Now he’ll get to be part of their story.
Zimmernam, the ride chairman for the Omaha Pedalers Bicycle Club, has invited the Travises to stay with him and his wife, Kathi, the week before they take part in RAGBRAI, the bike ride across Iowa that begins July 19 in Council Bluffs.
He has set up some speaking engagements for the couple, who chronicle their adventures on www.DownTheRoad.org. They’ve also written two books.
“It’s one thing for me to ride around Minnesota and Iowa,’’ Zimmerman said. “To ride through China and Central America blows me away. I can hardly wait to hear their stories firsthand.’’
The couple from Prescott, Ariz., quit their jobs after saving $100,000 to finance their adventures. Tim is a special education teacher and Cindie a geologist.
They wrote their first book after traveling through Central and South America. They’ve also ridden through such far-flung places as New Zealand, Australia, southeast Asia and China.
They’re now cycling across America, visiting as many national parks and forests as they can.
Tim recently survived a scary incident in Kansas.
“Someone tried to kill Tim near Alexandria. A speeding truck threw a bottle, hit Tim in the head. His helmet saved his life,” Cindie reported in her journal. “Luckily, he was not hurt.’’
Their seven-year plan has been extended, thanks to the profits from their books and advertising on the Web site.
“They are going to keep riding until they are too old to ride,’’ Zimmerman said. “They are living out of a tent and staying with people like me who want to hear their story.’’
If you’d like to hear the couple speak, contact Zimmerman at 402-317-0155 or at firstname.lastname@example.org.
2,000 miles since January
Although Zimmerman hasn’t piled up near the mileage of the Travises, he’s managed to cycle 2,000 miles since Jan. 1.
The 60-year-old retiree just completed the NUMB ride, which takes place in a different corner of Nebraska each summer. About 135 riders took part in the Nebraska United Methodist Bike ride, which is sponsored by a church in Omaha’s Elkhorn neighborhood. The ride started in Ogallala before moving on to Brady, Stapleton, North Platte and then back to Ogallala.
“It’s like summer camp for adults,’’ he said.
Just before the NUMB ride, Zimmerman biked to Minneapolis and the Boundary Waters in Minnesota, taking advantage on the way of hosts he enlisted through warmshowers.org.
By putting his name on a list saying he’s willing to take in bikers who are traveling across the country, Zimmerman was able to stay with three families on his way to Minneapolis. He said the trip was 350 miles.
When he’s not riding, Zimmerman and others in the Pedalers are working to revitalize the club.
“I like the exercise, and I like the people,’’ Zimmerman said. “I just like to meet and greet people, especially people who like to do the things I like to do. And biking is what I like to do.’’
Hot weather cools fishing
Now that summer has kicked into high gear, fishing is slowing.

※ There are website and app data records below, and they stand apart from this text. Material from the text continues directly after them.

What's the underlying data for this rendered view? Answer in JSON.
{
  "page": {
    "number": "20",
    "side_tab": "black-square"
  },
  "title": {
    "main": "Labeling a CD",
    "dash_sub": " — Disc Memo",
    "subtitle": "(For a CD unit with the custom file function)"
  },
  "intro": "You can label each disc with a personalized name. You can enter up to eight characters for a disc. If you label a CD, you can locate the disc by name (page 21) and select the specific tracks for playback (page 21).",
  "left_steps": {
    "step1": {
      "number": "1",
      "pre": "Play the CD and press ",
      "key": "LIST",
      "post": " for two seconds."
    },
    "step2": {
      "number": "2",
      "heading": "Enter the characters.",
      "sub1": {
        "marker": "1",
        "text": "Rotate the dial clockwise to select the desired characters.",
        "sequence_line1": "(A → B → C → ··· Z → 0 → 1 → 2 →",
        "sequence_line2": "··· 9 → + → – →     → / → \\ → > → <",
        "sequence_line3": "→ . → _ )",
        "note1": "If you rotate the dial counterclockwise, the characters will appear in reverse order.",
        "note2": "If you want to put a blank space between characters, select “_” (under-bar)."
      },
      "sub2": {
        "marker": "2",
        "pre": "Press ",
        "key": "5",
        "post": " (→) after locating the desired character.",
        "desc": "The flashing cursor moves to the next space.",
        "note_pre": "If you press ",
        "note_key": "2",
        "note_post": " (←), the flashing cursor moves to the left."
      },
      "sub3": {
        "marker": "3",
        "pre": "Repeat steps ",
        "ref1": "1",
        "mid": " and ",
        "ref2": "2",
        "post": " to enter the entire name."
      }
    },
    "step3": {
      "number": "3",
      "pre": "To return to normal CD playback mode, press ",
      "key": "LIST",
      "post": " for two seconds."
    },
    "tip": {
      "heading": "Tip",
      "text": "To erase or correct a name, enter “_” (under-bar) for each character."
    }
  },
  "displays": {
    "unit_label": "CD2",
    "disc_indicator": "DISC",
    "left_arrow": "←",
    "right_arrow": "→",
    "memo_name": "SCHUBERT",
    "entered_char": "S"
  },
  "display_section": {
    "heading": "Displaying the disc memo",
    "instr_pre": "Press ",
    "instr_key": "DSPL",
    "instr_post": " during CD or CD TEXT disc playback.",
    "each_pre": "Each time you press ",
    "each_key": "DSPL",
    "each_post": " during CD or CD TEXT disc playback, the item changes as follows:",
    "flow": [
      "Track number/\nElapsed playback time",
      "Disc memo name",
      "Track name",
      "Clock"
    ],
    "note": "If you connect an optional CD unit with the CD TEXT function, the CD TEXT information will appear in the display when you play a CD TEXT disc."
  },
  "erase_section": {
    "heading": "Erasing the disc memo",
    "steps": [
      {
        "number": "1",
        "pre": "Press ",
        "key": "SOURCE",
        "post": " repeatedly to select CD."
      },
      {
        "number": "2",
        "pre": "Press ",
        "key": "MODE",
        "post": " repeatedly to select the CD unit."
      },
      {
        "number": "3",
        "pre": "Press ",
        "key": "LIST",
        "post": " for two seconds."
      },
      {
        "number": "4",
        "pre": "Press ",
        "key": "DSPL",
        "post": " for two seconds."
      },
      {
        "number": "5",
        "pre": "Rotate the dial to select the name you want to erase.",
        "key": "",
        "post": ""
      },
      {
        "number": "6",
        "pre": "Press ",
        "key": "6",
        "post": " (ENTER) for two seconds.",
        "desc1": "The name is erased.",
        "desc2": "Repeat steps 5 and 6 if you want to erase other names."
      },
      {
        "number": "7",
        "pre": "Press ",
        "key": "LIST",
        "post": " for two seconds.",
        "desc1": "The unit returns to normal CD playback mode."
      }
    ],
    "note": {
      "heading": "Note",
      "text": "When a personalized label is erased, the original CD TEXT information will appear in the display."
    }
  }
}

Daryl Bauer, the fisheries outreach program manager for the Nebraska Game and Parks, says it just means anglers have to work a little harder.
“There is a lot of natural prey available,’’ Bauer said. “They eat more during the summer than any other time of the year. Their metabolism is cooking right along.’’
Bauer said fish have shorter feeding periods because they don’t have to search long to find their food. That means anglers need to hit the prime times — early or late in the day, or after dark for species such as catfish.
Keep in mind, he said, that fish get selective. Anglers need to match as closely as possible the prey of the fish they are trying to catch.
Use smaller bait, because a lot of the fish aren’t very big yet. Switch to something larger in the fall.
“Fishing fast, trolling fast, fast retrieves can work really well right now this time of year,’’ Bauer said.